PSC varies from patient to patient, and many go on to live normal lives. Others however, may be affected by symptoms such as fatigue, itch and abdominal pain. Some individuals do unfortunately develop progressive disease, and liver transplantation is the only life saving treatment at this stage.
Although PSC is a rare disease, it is now the reason for more than 11% of all liver transplant operations performed in the UK1 - second only to alcohol-related liver disease and liver cancer.
Best use of available organs
Thankfully, the number of transplant operations being performed year-on-year are increasing, together with a rise in donor registrations. However, the supply of suitable donor organs does not meet demand. Researchers are thus constantly looking for ways to make the best possible use of available organs.
DCD vs. DBD organs
The most common source for a new liver is one retrieved from an individual whose heart is still beating, but brain has ceased to function - termed organ donation after brain death2 (DBD). The reason for DBD liver being ideal is because the liver is receiving an adequate supply of blood, nutrients and oxygen up until it is taken for transplantation. Less commonly, liver transplantation may have to be performed using an organ donated after circulatory death3 (DCD). Historically there has been a perception that post-transplant outcomes are worse using DCD livers, given that the organ would experience a period without an adequate blood supply, effectively starved for some time before it is retrieved. As a result, early experiences of DCD livers particularly in very sick individuals, raised concerns over transplant-related bile duct problems, kidney injury, and poor overall graft function. These anxieties are particularly relevant for patients with PSC who are often quite young, and have lived with bile duct disease for many years. Consequently, many liver transplant centres across the world have avoided DCD livers in PSC liver transplantation, despite the fact some patients die on the transplant waiting list.
Nevertheless, a study published this week from researchers at University of Birmingham (Trivedi et al., Journal of Hepatology; in press4) evaluated outcomes of over a decade of liver transplantation, across two groups of PSC patients: those receiving DBD livers vs. DCD transplants. The investigators were able to show that with careful patient and donor organ selection, DCD transplantation in PSC achieves very similar outcomes to those receiving DBD livers.
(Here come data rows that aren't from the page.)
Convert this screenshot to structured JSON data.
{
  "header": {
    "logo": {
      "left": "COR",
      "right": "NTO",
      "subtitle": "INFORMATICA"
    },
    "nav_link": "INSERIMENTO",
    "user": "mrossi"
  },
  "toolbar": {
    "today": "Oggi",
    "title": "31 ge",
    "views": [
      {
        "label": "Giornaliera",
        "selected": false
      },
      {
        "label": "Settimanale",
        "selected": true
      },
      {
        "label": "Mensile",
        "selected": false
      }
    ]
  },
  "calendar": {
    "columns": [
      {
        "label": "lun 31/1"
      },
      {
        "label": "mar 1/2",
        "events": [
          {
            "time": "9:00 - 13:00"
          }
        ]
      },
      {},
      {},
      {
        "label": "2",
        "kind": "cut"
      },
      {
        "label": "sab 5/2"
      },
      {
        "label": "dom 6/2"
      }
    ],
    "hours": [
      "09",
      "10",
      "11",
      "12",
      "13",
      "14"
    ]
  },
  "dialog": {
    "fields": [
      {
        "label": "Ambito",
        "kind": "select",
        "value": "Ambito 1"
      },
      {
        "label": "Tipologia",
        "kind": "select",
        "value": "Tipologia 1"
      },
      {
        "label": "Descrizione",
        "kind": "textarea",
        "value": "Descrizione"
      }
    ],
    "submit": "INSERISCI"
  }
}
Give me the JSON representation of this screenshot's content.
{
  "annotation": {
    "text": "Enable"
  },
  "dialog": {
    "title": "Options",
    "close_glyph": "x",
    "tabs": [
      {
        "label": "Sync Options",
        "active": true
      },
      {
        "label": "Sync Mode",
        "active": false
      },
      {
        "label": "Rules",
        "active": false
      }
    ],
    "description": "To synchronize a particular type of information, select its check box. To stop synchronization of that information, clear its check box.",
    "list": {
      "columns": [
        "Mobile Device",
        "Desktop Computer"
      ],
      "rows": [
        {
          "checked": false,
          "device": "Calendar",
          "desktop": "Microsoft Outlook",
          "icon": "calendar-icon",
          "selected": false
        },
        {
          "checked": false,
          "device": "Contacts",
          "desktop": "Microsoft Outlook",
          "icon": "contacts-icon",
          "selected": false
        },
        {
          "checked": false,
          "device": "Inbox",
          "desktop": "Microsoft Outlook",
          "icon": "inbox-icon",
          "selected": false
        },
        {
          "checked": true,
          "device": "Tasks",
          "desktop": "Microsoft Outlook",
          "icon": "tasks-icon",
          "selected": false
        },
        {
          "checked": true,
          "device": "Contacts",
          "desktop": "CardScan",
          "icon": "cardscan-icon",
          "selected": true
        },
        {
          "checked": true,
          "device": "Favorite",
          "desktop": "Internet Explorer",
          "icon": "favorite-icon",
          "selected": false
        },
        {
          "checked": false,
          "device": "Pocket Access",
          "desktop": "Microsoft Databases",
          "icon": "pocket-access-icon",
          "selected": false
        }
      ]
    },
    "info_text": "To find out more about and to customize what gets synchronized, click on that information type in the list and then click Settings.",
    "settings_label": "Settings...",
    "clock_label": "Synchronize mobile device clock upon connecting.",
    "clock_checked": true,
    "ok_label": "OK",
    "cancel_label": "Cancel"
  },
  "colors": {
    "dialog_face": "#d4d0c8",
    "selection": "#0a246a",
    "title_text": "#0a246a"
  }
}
Highlights from the study included:
No significant differences between DCD and DBD groups in terms of:
- operation times
- blood transfusion requirement
- number of days spent in the intensive care unit
- total hospital stay following liver transplant
- risk of acute kidney injury
- problems of the transplanted liver blood supply (hepatic artery thrombosis)
- overall patient survival
- overall graft survival / need for a 2nd liver transplant
- A higher incidence of hepatic artery thrombosis in PSC patients who have IBD in both groups (emphasising the need for good colitis assessment and control)
- An increased risk of very early transplant-related bile duct complications in the DCD group, but no difference in the development of biliary complications overall
It’s important to understand that whatever the underlying liver disease, DCD liver transplant recipients tend to have a higher rate of bile duct problems in their first year, and PSC is no exception. The rate of graft loss in PSC was significantly greater compared to non-PSC patients, but looking at PSC patients alone, DCD vs DBD transplantation did not adversely affect overall patient survival or graft survival rates, thus the conclusion that DCD transplants could be a viable option for selected PSC patients in the future.
The use of DCD livers in transplantation is a developing practice, and longer term outcomes have yet to be determined. Similarly, while the transplant centre at Birmingham is one of the busiest in the UK, this study only represents experience at one centre, and the authors acknowledge the importance of external, independent validation of their findings. However, given the complexity of PSC, and with the forthcoming changes to allocation policy in liver transplantation in the UK, continuing evaluation of risks and post-transplant outcomes for PSC patients is critical.
Reviewed by Dr Palak Trivedi 13 July 2017
1 NHSBT Annual Report on Liver Transplantation 2015/16 (published Sep 2016) available from www.odt.nhs.uk/statistics-and-reports/organ-specific-reports/ (accessed 13 July 2017)
2 Donors after brain death (DBD) are defined by NHSBT as patients for whom death was confirmed following neurological tests and who had no absolute medical contraindications to solid organ donation. Last year, the number of liver donors after brain death was 747, leading to 738 transplants5.
3 Donors after circulatory death (DCD) are defined by NHSBT as patients who had treatment withdrawn and death was anticipated within four hours, with no absolute medical contraindications to solid organ donation. Last year, the number of liver donors after circulatory death was 294, leading to 208 transplants5.
4 Trivedi PJ, et al. (in press) Clinical outcomes of donation after circulatory death liver transplantation in primary sclerosing cholangitis. Journal of Hepatology doi:10.1016/j.jhep.2017.06.027 (accessed 13 July 2017)
5 NHSBT Annual Activity Report 2016/7 (published July 2017) available from www.odt.nhs.uk/statistics-and-reports/annual-activity-report/ (accessed 13 July 2017)
image courtesy of authors (Journal of Hepatology)